--- WHAT THE TASK REQUIRES ---
Each line that contains the word "value" is to be copied from the records below.

+ + + + +

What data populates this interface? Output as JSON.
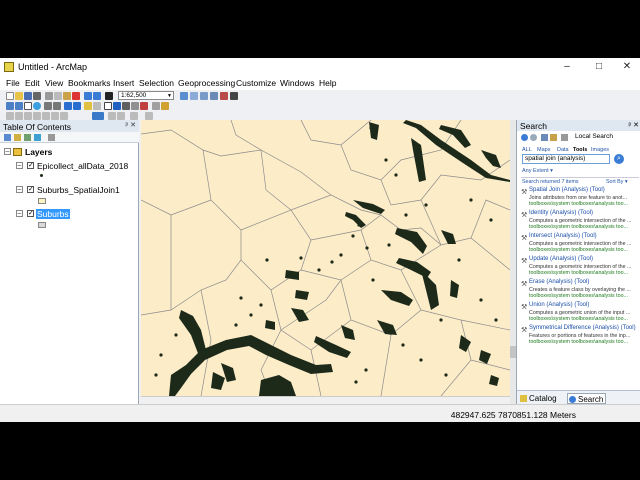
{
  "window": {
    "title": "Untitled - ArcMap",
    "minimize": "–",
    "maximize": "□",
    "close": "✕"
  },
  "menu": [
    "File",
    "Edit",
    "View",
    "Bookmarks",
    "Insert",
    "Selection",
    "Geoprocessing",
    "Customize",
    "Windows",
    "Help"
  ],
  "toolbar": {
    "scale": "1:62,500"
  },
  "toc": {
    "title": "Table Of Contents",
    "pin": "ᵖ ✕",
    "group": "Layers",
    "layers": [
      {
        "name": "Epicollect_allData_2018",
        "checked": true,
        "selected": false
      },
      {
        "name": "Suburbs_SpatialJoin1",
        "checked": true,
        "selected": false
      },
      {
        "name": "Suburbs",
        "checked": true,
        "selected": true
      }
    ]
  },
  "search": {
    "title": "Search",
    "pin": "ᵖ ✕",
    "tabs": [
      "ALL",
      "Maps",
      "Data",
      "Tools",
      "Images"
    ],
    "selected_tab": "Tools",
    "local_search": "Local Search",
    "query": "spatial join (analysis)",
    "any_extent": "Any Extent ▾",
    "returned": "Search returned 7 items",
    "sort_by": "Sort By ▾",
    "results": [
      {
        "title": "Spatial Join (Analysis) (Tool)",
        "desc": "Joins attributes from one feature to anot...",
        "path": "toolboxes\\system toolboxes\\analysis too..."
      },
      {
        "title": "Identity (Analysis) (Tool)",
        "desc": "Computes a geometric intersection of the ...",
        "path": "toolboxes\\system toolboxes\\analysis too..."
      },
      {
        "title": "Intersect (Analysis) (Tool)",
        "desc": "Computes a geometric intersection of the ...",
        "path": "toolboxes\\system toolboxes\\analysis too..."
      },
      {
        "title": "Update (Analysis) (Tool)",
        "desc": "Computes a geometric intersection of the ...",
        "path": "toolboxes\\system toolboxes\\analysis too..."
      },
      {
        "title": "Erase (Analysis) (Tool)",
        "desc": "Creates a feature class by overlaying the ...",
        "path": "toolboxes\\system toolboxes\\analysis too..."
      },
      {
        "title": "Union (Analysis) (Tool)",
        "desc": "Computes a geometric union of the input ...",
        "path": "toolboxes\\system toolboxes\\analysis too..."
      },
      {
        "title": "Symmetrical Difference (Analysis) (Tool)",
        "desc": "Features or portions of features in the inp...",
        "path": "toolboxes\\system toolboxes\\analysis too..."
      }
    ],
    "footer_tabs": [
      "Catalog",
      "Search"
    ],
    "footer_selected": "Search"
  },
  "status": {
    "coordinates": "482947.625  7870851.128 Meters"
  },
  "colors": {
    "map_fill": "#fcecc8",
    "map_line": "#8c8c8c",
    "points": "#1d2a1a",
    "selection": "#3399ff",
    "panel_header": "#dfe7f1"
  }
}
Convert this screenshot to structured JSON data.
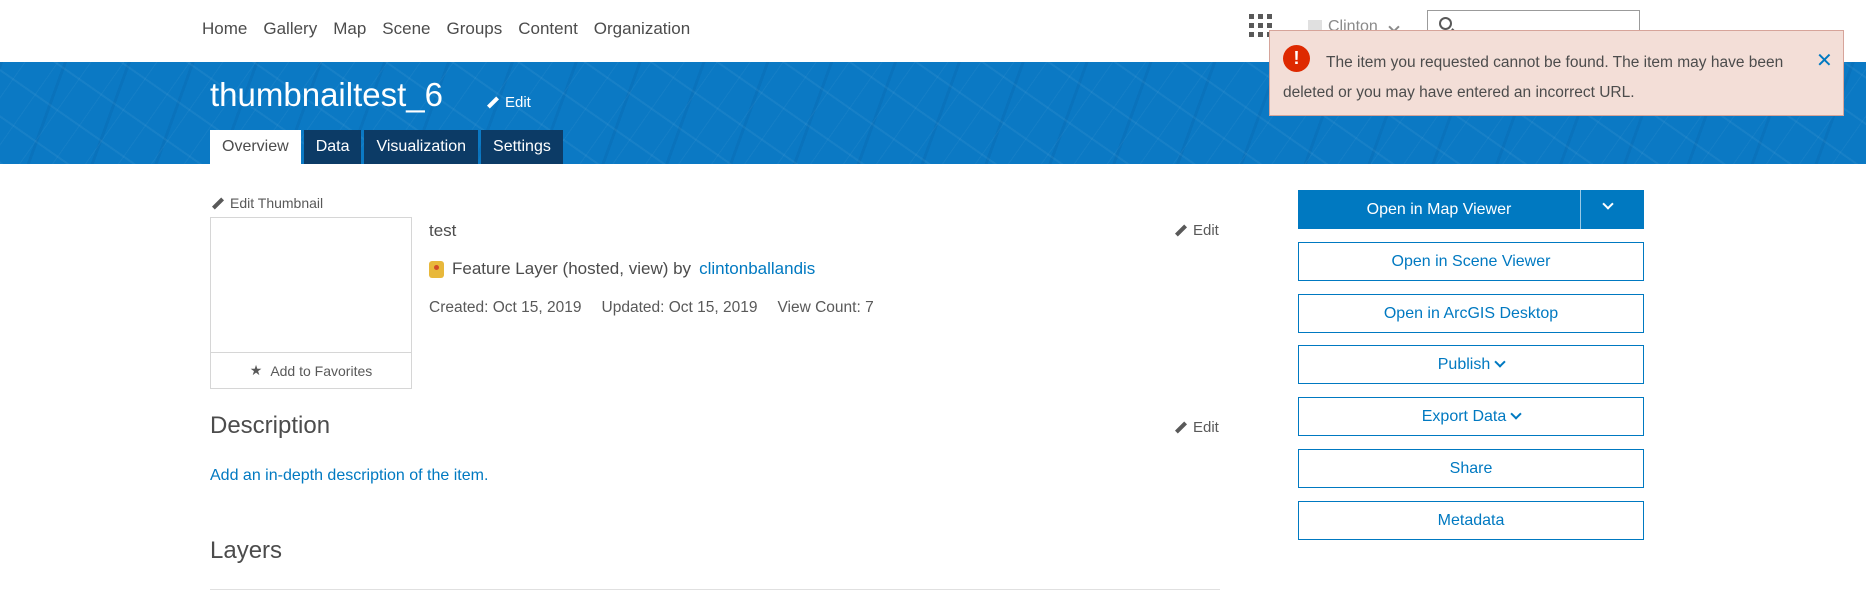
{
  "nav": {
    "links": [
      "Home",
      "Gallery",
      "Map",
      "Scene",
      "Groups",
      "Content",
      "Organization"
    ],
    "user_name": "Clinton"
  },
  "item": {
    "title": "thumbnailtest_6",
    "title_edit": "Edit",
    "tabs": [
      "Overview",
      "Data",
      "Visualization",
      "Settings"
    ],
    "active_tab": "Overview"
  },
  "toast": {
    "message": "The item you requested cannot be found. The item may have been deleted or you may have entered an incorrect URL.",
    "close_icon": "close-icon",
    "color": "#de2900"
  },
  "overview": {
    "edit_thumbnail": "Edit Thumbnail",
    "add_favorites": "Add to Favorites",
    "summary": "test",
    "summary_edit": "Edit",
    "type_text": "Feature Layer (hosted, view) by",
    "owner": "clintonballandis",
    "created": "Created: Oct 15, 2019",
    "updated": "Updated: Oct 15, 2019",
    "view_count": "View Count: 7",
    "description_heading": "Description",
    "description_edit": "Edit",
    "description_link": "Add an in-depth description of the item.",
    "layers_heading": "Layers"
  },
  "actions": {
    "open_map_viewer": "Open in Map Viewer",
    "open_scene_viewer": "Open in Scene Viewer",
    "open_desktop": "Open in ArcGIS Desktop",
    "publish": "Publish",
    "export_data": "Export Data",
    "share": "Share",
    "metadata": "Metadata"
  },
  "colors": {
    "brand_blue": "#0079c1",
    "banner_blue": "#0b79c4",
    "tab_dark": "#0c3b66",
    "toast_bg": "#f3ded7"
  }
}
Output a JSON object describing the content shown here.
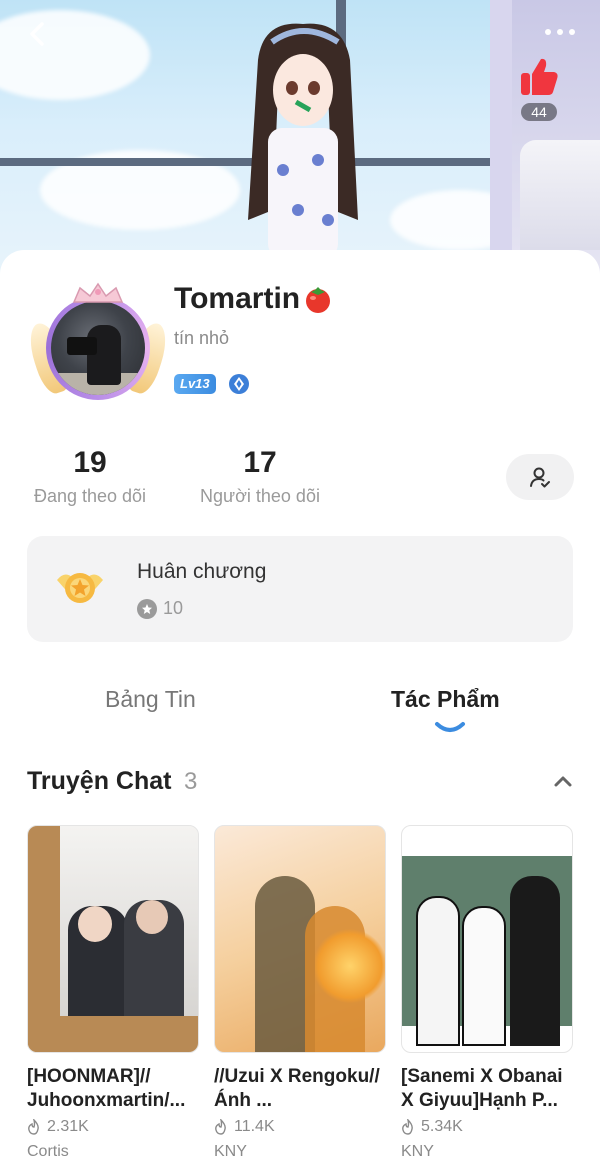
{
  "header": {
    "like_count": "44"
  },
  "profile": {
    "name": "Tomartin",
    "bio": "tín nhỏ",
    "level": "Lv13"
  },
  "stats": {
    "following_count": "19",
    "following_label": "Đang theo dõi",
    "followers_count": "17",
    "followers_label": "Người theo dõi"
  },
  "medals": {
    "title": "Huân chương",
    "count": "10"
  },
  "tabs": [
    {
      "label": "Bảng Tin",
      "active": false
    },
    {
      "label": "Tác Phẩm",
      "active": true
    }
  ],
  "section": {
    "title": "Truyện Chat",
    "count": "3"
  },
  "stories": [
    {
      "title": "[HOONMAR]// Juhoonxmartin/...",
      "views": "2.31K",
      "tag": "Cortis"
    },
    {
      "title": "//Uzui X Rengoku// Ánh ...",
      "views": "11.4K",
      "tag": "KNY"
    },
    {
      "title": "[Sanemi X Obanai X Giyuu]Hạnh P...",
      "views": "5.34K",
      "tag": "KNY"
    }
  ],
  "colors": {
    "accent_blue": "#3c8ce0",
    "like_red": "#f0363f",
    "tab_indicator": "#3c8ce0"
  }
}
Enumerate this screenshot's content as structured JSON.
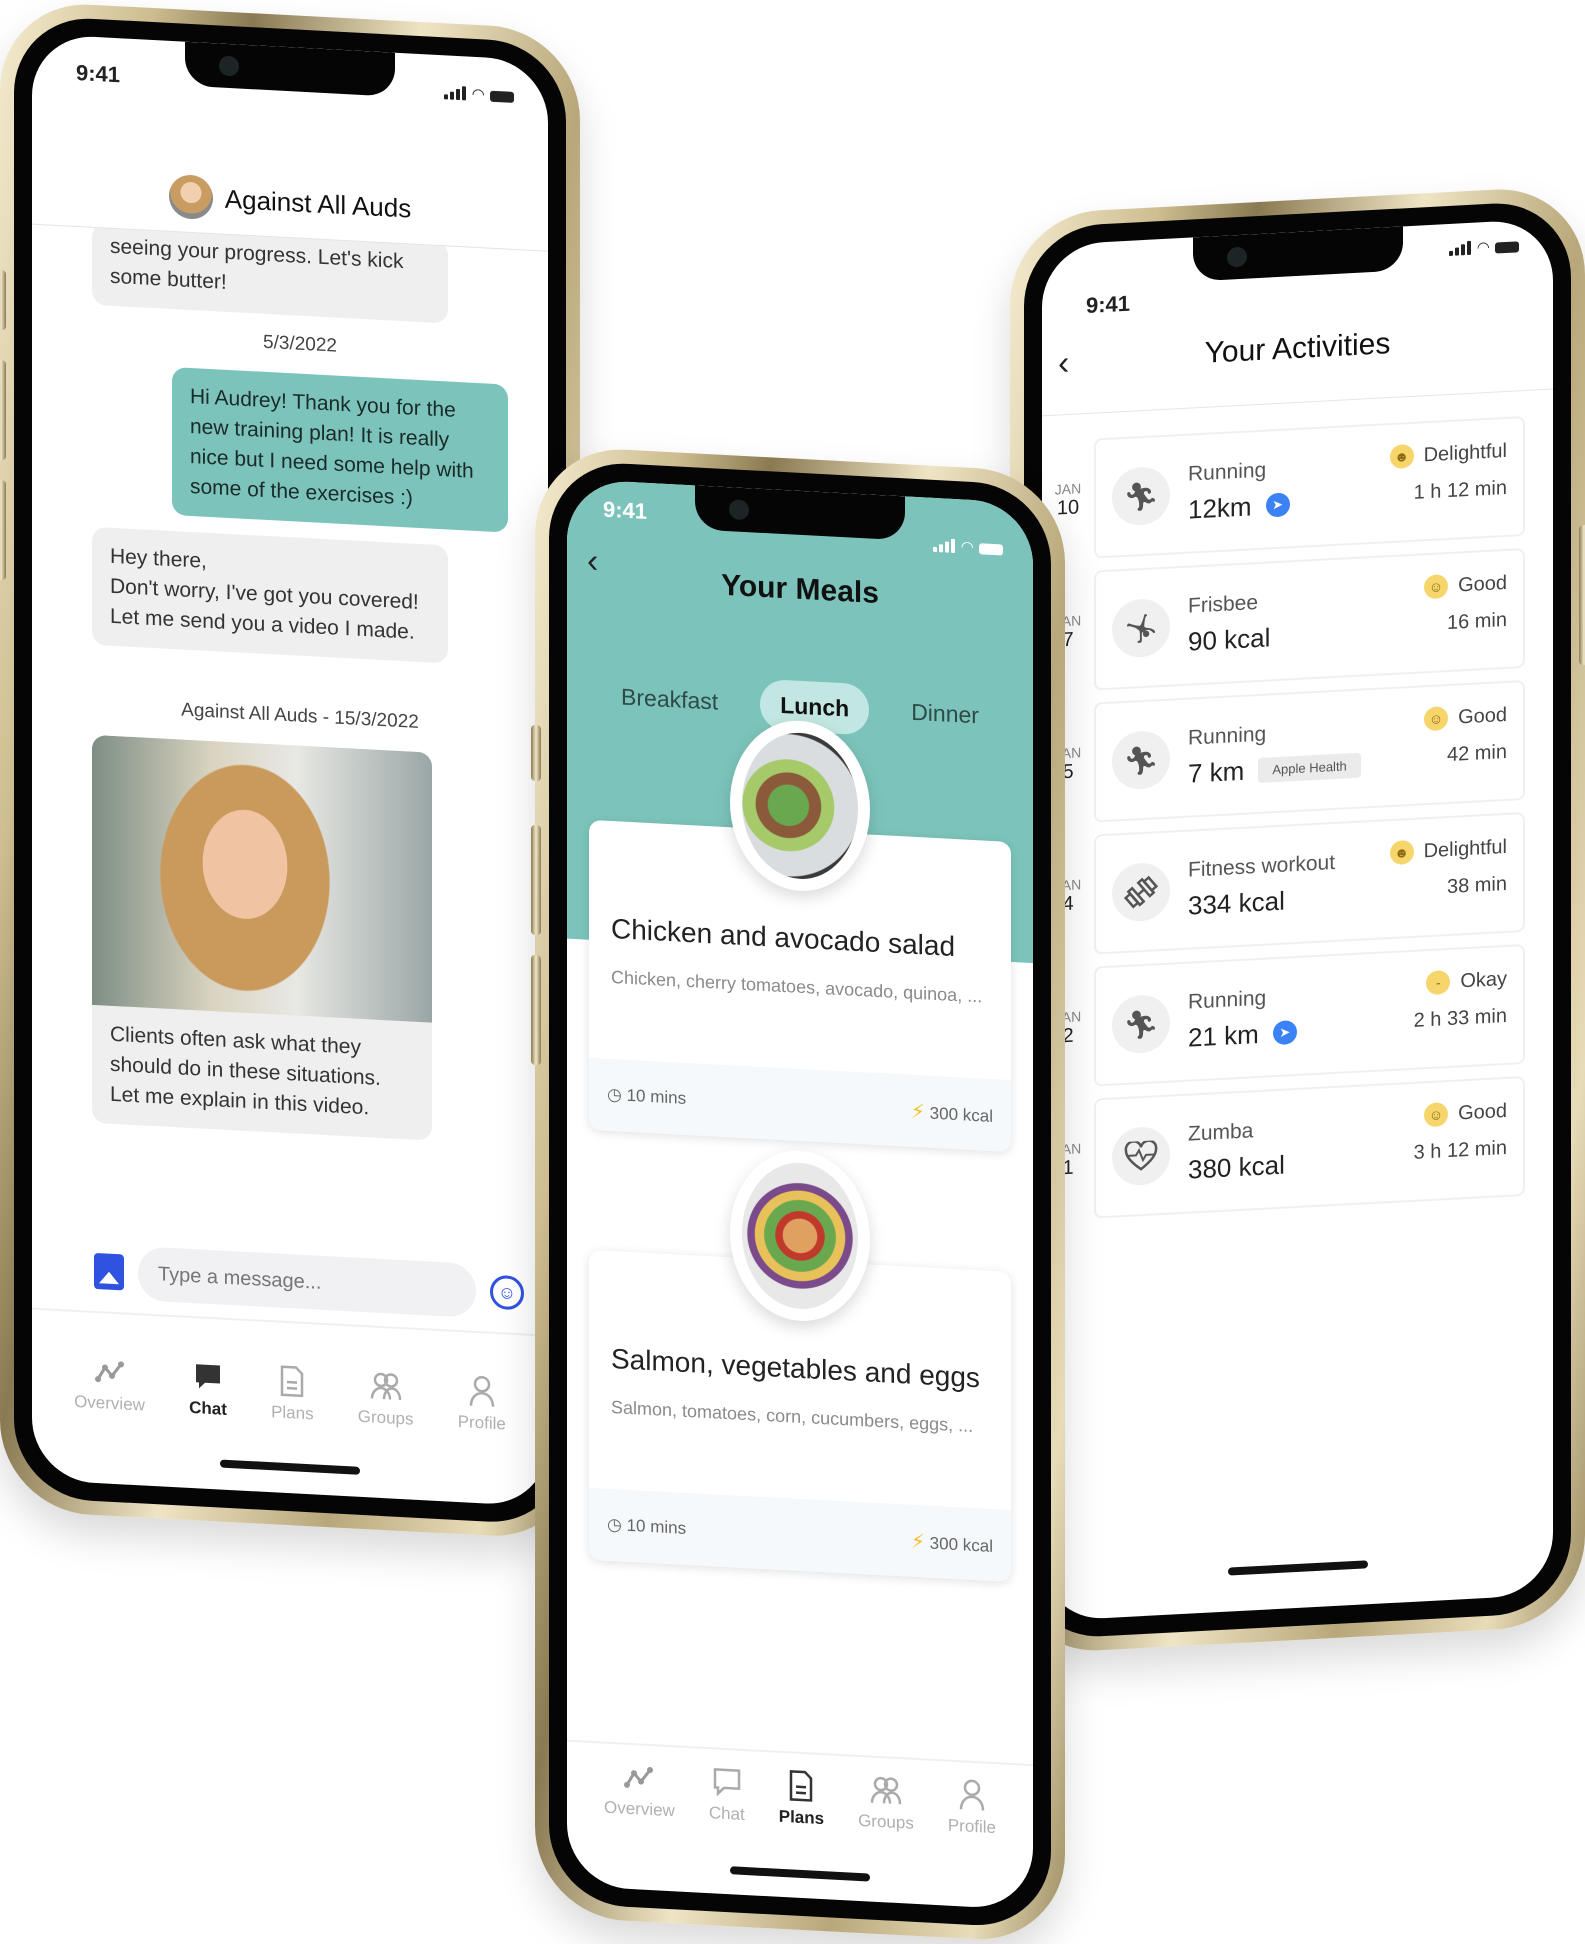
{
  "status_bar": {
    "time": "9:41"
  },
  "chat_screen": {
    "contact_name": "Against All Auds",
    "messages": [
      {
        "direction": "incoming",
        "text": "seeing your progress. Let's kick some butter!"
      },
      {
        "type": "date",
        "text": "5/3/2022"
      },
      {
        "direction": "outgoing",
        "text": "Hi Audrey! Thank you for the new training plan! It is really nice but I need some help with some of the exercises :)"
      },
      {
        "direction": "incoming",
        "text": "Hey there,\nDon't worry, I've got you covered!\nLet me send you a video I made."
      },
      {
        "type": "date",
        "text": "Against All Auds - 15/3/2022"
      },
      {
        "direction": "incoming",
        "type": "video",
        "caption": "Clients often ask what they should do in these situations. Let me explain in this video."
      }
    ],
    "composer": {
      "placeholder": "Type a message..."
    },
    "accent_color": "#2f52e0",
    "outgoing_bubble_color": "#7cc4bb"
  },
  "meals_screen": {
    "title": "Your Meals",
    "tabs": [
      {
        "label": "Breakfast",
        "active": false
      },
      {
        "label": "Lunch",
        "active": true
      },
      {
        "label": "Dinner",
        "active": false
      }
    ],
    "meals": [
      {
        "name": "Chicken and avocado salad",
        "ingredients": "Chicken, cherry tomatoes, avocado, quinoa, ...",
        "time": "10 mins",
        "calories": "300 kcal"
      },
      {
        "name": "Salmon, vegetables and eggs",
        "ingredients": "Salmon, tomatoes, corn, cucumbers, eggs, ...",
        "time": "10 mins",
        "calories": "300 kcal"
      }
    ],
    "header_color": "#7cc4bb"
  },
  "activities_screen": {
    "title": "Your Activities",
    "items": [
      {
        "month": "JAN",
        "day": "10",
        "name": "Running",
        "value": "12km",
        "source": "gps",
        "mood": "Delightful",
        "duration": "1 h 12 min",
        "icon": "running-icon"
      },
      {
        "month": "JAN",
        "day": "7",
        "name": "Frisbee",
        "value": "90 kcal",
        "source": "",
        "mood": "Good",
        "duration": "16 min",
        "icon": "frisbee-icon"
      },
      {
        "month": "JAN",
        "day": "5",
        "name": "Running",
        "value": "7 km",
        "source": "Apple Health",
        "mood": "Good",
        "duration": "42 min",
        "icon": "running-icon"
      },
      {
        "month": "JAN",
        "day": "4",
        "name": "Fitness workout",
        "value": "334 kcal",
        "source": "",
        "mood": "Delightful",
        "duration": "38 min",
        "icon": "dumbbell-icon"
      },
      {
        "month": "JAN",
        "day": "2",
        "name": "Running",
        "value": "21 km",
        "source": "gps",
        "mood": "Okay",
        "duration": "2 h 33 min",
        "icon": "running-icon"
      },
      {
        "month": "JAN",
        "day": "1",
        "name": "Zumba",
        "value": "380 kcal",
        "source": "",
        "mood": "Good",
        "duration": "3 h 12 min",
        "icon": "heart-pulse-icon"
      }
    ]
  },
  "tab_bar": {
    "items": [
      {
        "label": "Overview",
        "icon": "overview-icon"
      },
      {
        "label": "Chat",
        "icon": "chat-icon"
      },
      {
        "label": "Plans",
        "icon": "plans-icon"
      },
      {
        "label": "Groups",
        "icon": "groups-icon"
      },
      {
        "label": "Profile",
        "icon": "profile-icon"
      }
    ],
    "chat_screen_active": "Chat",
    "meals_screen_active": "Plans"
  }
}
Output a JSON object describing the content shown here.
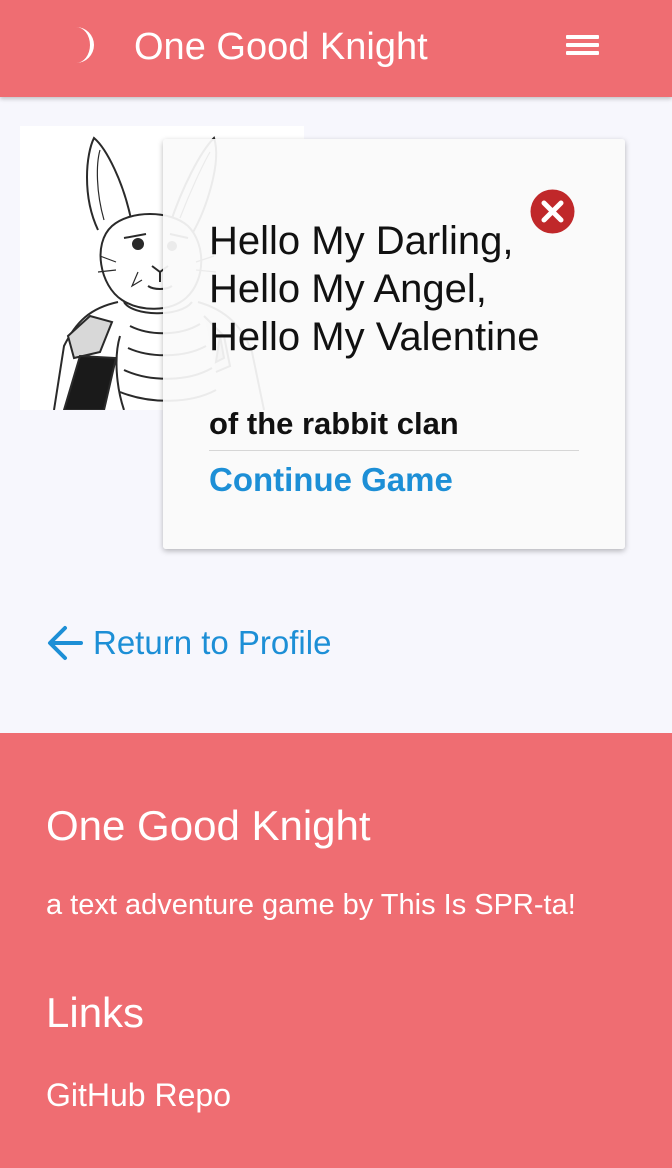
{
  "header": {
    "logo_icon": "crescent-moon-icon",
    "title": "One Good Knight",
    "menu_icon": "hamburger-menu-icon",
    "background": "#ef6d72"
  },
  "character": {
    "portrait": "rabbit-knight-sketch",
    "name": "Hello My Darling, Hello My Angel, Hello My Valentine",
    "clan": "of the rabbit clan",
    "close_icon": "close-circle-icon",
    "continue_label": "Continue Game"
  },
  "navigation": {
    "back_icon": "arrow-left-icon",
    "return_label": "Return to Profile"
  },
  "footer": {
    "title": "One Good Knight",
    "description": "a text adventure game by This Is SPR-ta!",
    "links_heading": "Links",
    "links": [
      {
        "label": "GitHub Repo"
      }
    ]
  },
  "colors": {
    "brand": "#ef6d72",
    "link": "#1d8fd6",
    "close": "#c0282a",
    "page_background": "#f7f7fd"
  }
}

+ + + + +

--- RESPONSE TO THIS TASK ---
        "value": "12km",
        "value": "90 kcal",
        "value": "7 km",
        "value": "334 kcal",
        "value": "21 km",
        "value": "380 kcal",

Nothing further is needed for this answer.